While posting comments in a Bristol Lodekka-related Facebook group I mentioned a Bus Conductors’ Rule Book that I wrote several years ago and a few people have asked if they can have a copy. It is for their benefit that this is posted here.
This was written by me in 2009 specifically for Quantock Motor Services and with their Service 400 ‘Exmoor Explorer’ in mind. The Rule Book is based on traditional practice but is obviously tailored towards the needs of QMS at that time. Rule Books from other heritage operators (and indeed the major operators in years gone by) will have been significantly different.
A PDF copy of the Conductors’ Rule Book may be downloaded here.
Looking back in my family archives I came across this photo of ex-London Transport AEC Regent III, RT 1377 when operating with Guernseybus in the 1990s.
The bus has been on the island of Malta since 2008 and the BusWeb site carries this snippet of information about it: “Originally London Transport RT1377 (KXW 476), this AEC Regent III operated for many years as an open-topper on the island of Guernsey, first with Guernseybus and then with Island FM as a publicity vehicle. It arrived on Malta in 2008 and is pictured in March 2009 in as acquired condition. The intention was to use it on sightseeing tours, but it never entered service and is now with the Malta Historic Vehicle Trust.
The young chap in the driver’s seat in the photo above is my eldest son, who shares my interest in historic transport. He’s grown up with his own family now but last year sampled the cab of a Crosville Bristol L5G when I passed through his neck of the woods last year.
What is it about Dads? We feel constrained to put our young children in the driver’s seat of any old bus we come across! I did the same with the old RT on Guernsey. In the back of my mind I was trying to re-create the photo my Dad took of me in the cab of a Lodekka when I was about 4. How could I turn down the opportunity to do the same?!

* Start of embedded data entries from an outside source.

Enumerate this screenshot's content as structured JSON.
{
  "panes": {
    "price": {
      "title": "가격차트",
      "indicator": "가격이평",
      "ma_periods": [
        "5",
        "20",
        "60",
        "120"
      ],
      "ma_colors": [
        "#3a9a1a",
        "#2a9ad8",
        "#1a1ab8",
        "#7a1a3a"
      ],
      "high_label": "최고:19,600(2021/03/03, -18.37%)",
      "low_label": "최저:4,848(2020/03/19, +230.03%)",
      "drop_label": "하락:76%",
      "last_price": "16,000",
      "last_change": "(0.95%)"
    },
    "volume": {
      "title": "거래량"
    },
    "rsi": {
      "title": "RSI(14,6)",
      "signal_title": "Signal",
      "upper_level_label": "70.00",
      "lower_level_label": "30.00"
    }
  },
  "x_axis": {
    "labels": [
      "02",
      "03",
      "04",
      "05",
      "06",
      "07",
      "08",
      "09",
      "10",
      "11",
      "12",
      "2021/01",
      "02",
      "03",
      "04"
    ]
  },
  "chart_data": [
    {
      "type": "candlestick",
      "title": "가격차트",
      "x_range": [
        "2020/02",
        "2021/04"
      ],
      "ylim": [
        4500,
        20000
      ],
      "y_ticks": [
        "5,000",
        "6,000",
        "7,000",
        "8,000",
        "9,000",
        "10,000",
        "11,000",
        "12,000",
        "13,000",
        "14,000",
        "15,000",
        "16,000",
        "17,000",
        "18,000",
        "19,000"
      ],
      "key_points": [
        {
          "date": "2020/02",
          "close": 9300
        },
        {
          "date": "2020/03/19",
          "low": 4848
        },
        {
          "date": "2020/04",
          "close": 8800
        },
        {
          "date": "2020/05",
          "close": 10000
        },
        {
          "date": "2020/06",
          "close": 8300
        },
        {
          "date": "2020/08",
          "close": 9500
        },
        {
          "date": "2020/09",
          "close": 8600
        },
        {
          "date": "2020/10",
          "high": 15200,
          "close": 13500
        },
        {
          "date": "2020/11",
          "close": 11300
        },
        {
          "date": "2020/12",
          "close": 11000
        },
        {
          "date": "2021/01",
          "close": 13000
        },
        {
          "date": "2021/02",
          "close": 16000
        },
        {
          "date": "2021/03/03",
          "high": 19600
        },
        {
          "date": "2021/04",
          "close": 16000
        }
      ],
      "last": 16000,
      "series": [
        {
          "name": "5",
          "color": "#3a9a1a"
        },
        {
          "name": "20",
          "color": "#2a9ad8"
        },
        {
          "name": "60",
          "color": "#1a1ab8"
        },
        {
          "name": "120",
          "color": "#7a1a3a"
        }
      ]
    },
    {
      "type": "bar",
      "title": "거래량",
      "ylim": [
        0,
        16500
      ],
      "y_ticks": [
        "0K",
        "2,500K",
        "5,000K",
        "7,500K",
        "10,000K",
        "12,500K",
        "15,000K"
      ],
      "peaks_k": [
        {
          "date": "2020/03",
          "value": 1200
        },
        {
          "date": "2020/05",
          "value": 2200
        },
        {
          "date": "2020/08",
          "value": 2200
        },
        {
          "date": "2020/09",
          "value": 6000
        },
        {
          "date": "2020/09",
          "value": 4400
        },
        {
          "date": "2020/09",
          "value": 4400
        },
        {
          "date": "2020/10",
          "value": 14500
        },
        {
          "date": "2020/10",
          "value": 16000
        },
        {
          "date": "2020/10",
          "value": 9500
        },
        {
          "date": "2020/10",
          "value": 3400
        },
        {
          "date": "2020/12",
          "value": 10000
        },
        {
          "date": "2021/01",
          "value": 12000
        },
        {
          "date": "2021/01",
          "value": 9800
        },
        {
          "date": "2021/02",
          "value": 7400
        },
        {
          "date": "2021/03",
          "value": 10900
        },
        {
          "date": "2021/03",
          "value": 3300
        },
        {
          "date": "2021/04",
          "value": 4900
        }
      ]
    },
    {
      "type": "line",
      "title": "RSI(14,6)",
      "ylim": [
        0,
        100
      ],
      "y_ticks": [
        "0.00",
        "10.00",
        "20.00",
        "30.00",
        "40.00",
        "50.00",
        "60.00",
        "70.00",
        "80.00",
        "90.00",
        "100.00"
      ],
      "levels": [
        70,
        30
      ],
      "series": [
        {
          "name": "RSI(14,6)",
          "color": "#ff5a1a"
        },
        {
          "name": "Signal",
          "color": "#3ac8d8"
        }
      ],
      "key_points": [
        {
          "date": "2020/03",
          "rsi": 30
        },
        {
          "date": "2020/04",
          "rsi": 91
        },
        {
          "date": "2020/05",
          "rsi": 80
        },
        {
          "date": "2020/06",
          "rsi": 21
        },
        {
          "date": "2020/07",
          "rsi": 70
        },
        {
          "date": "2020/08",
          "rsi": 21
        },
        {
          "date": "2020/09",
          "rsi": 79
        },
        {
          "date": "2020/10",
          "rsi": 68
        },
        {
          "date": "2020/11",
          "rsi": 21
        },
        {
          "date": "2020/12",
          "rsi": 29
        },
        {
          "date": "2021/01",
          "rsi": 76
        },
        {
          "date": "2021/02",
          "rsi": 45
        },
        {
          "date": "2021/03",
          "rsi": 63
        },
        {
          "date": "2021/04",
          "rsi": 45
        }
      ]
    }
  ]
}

So here’s young son Peter in the cab of RT1377.
If you have been following this blog for some time you will have seen evidence that Peter joins me sometimes as bus conductor. I’m delighted that, although he never saw half-cab buses in service, he’s developed an affinity for the old days and is more than happy to don a Tilling uniform and run the platform on special occasions.
There are some seasonal heritage crew jobs being advertised at the moment by Crosville Motor Services. They need to recruit additional drivers for their private hire bookings which, if you are a regular reader of this blog, is the main reason for my own involvement with this firm.
As you know I drive for them occasionally and, if last year is anything to go by, there were heritage buses going out virtually every Saturday from March until December. On several summer Saturdays there were four out at a time!
If you are a driver with a clean Category D PCV licence and current Driver CPC entitlement, call Crosville on 01934 635259 or email firstname.lastname@example.org. If you have an interest in older vehicles that would be great. If you are experienced with a crash gearbox be careful – they might bite your hand off! If you’re not, don’t worry as training may be given to suitable candidates.
They are looking for conductors as well, mainly for private hire jobs (weddings mostly) but also for timetabled services in the tourist season. They often use Bristol Lodekkas on a couple of their routes around W-S-M so conductors will need to be able to take fares as well as run the platform. Just like the old days, really! Ticket machines will be provided but if you have your own Setright, even better. Conductors weren’t used very much on wedding duties last year but they are likely to be needed more often this year because they will be included (or offered, at least) as part of the wedding ‘package’ by Crosville.
The work is not difficult if you know what you’re doing and it’s great fun too. If you’re like me, it’s like being paid to enjoy your hobby! Form an orderly queue, please.